Navigate to a destination

The Navigation component provides a simple way of navigating to a destination. This interface supports a range of contexts and UI frameworks. For example, you can use the Navigation component with Compose, Views, Fragments, Activities, and even custom UI frameworks.

The following guide describes how you can use the Navigation component to navigate to a destination in various contexts.

Role of the NavController

The NavController is the central navigation API. It tracks which destinations the user has visited, and its methods allow the user to move between destinations.

NavController provides a few different ways to navigate to a destination, which are described further in the following sections.

Create a NavController

To create a NavController when using Jetpack Compose, call rememberNavController(). See the Navigating with Compose guide for detailed information.

Retrieve a NavController using Views

If you are using the Views UI framework, you can retrieve your NavController using one of several methods, depending on the context. See the Get started guide for more information.

Regardless of which UI framework you use, there is a single function you can use to navigate to a destination: NavController.navigate().

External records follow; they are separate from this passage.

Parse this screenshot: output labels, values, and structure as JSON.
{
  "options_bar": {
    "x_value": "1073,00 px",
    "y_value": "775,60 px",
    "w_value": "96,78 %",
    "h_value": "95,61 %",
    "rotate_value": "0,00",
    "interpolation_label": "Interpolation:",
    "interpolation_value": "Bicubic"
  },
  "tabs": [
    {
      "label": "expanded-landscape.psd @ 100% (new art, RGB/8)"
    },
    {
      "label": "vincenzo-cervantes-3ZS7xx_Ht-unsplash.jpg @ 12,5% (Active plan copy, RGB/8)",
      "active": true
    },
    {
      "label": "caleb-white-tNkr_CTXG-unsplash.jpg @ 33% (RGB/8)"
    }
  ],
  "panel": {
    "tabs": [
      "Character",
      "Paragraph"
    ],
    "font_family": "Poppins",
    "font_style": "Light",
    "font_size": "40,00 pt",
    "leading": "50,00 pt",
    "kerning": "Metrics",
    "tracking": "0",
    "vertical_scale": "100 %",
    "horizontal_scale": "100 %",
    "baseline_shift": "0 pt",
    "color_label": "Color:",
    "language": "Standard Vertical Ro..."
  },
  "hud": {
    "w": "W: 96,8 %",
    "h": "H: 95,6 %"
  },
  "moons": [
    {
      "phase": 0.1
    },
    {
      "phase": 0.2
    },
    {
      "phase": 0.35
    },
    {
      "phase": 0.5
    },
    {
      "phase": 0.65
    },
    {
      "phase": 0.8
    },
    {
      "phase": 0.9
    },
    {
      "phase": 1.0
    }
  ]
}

There are many overloads available for navigate(). The overload you should choose corresponds to your exact context. For example, you should use one overload when navigating to a composable and another when navigating to a view.

The following sections outline some of the key navigate() overloads you can use.

Navigate to a composable

To navigate to a composable in the navigation graph, use NavController.navigate(route). With this overload, navigate() takes a single String argument. This is the route. It serves as the key to a destination.


To navigate using a route string, you first need to create your NavGraph such that each destination is associated with a route. For composables, you do so with the composable() function.

For more information, see the Create destinations guide.

When a composable function needs to navigate to a new screen, you shouldn't pass it a reference to the NavController so that it can call navigate() directly. According to Unidirectional Data Flow (UDF) principles, it should instead expose an event that the NavController handles.

More directly put, your composable should have a parameter of type () -> Unit. When you add destinations to your NavHost with the composable() function, pass your composable a call to NavController.navigate().

See the following subsection for a clear example of this.

As a demonstration of the preceding section, observe these points in the following snippet:

  1. The MyAppNavHost composable holds the NavController instance.
  2. Accordingly, calls to navigate() should occur there and not in a lower composable like ProfileScreen.
  3. ProfileScreen contains a button that navigates the user to FriendsList when clicked. However, it does not call navigate() itself.
  4. Instead, the button calls a function that is exposed as the parameter onNavigateToFriends.
  5. When MyAppNavHost adds ProfileScreen to the navigation graph, for onNavigateToFriends it passes a lambda that calls navigate().
  6. This ensures that when the user presses the button ProfileScreen, they navigate correctly to friendsList.
fun MyAppNavHost(
    modifier: Modifier = Modifier,
    navController: NavHostController = rememberNavController(),
    startDestination: String = "profile"
) {
        modifier = modifier,
        navController = navController,
        startDestination = startDestination
    ) {
        composable("profile") {
                onNavigateToFriends = { navController.navigate("friendsList") },
        composable("friendslist") { FriendsListScreen(/*...*/) }

fun ProfileScreen(
    onNavigateToFriends: () -> Unit,
) {
    Button(onClick = onNavigateToFriends) {
        Text(text = "See friends list")

Navigate using integer ID

To navigate to a destination using an integer ID, call the navigate(int) overload. It takes the resource ID of either an action or a destination. The following code snippet shows how you can use this overload to navigate to the ViewTransactionsFragment:


viewTransactionsButton.setOnClickListener { view ->


viewTransactionsButton.setOnClickListener(new View.OnClickListener() {
  public void onClick(View view) {

When navigating using IDs, you should use actions where possible. Actions provide additional information in your navigation graph, visually showing how your destinations connect to each other.

Navigate using DeepLinkRequest

To navigate to an implicit deep link destination, use the navigate(NavDeepLinkRequest) overload. The follow snippet provides an implementation of this method:


val request = NavDeepLinkRequest.Builder


NavDeepLinkRequest request = NavDeepLinkRequest.Builder

Unlike navigation using action or destination IDs, you can navigate to any deep link in your graph, regardless of whether the destination is visible. You can navigate to a destination on the current graph or a destination on a completely different graph.

Actions and MIME types

In addition to Uri, NavDeepLinkRequest also supports deep links with actions and MIME types. To add an action to the request, use fromAction() or setAction(). To add a MIME type to a request, use fromMimeType() or setMimeType().

For a NavDeepLinkRequest to properly match an implicit deep link destination, the URI, action, and MIME type must all match the NavDeepLink in the destination. URIs must match the pattern, the actions must be an exact match, and the MIME types must be related. For example, image/jpg matches with image/\*

Further contexts

This document covers how to use NavController.navigate() in the most common use cases. However, the function has a range of overloads that you can use in different contexts, and in tandem with any Ui framework. See the reference documentation for more detail on these overloads.

Further reading

For more information, see the following pages: